The Perry County District 32 board spent a large majority of its latest meeting hearing the state of its district on Feb. 14.
Teachers and administrators spent time informing the board reports, outlining their building’s current attendance, Math and ELA strategies to reach building level growth projections. Couple with that Jane Narrow, Megan Roth and Rebecca Kemp presented various charts and graphs that demonstrated NWEA data and its application to instruction.
The board also was guided on ways to improve its CSIP plan.
Dr. James Welker, Ed.D., Director, Southeast Regional Professional Development Center attended the board meeting. Dr. Welker’s expertise in strategic planning to sustain continuous improvement in our school, is a welcomed addition, as PCSD 32 reviews and revise their current CSIP. In addition, MSIP6 stresses the need for districts to ...adopt, monitor and annually review the implementation and outcomes of the CSIP that focuses on school performance and improvement.
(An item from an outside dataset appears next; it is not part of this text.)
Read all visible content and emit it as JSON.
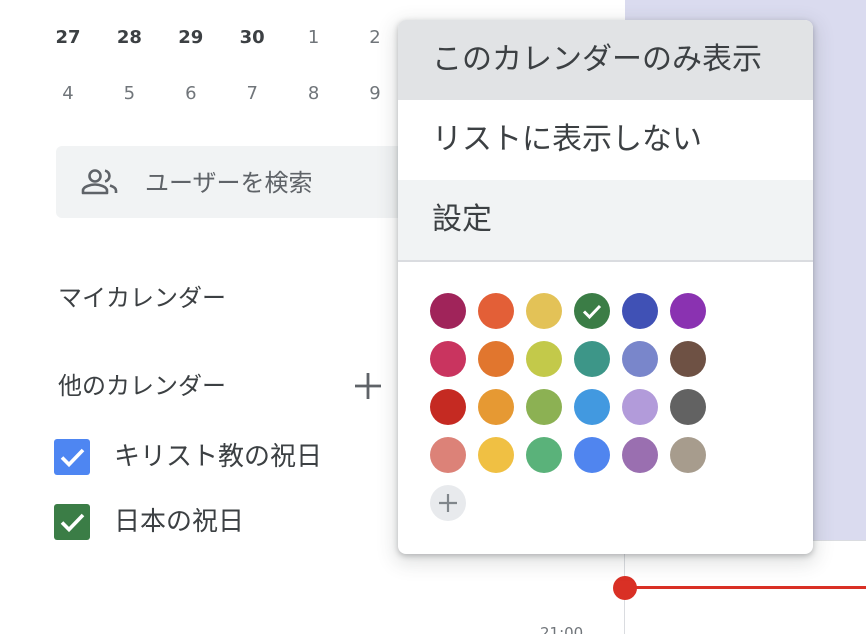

The meeting wasn’t all about curriculum as Dr. Fara Jones, the district superintendent talked money as well. She discussed amending the budget to reflect now-known totals. Jones noted that when making amendments to revenues, the board should consider increased budget accuracy, strategic opportunities and informed decision-making. The board approved Dr. Jones’s recommendation to amend the Prop C Revenue budget to reflect $2.8 million, the Classroom Trust Fund Revenue budget to $864,418, the Basic Formula Revenue budget to $4.3 million, the Cares-ESSER II Revenue budget to actual $68,783, the ARP-ESSER III Revenue budget to actual $12,005.28, and the Sale of Buildings and Trades House Revenue budget to actual $269,175 in the 2023-2024 school year budget.
She also noted that there will be no changes to the district’s rates for medical insurance. There were also no changes the year prior.
Dan Oberkirsch updated the board on the current progress being made to the campus drinking water, in response to the new Get the Lead Out of School Drinking Water Act of 2022. He had informed them that second water sampling has been completed and results are expected soon. Once the results are confirmed, we can begin the process of identifying the exact countermeasures needed. In January, an independent lab tested more than 300 water sources (which included kitchen sinks, handwashing sinks, dishwashers, water fountains and bottle fillers, ice makers, etc.). The statute dictates that each drinking/cooking water source has lead concentration of less than 5 ppb. In total, 30 of 327 sources, or 9% of sources, indicated lead in excess of 5 ppb, with a large majority being in the Old Senior High and High School Buildigs.
“That was to be expected,” Oberkirsch said. “Those are the two oldest buildings on campus.”
The board also revisited a previous discussion on allowing video recording of open session meetings and archiving them for future viewing. The board voted 4-3, to record the open session and archived for future viewing. The start date is unknown at this time.

In her report, Dr. Jones presented the monthly financial and attendance report.
Attendance reported by building.
High School = 82.94%
Elementary = 91.58%
Career Center = 94.25%
Primary = 88.70%
Middle School = 85.70%
The buildings continue to work on getting students to school as it is part of the APR scores to get 90 percent of students at school 90 percent of the time.
Nancy Voelker, President of the board, informed the members of an up-coming 4 hour training course. In completing the course, school districts will be able to define the role of the school safety coordinator, explain how to form relationships with external agencies, build planning teams, de-scribe the incident command systems in schools and demonstrate the fundamental process of EOP planning and development. Training Session is at no cost.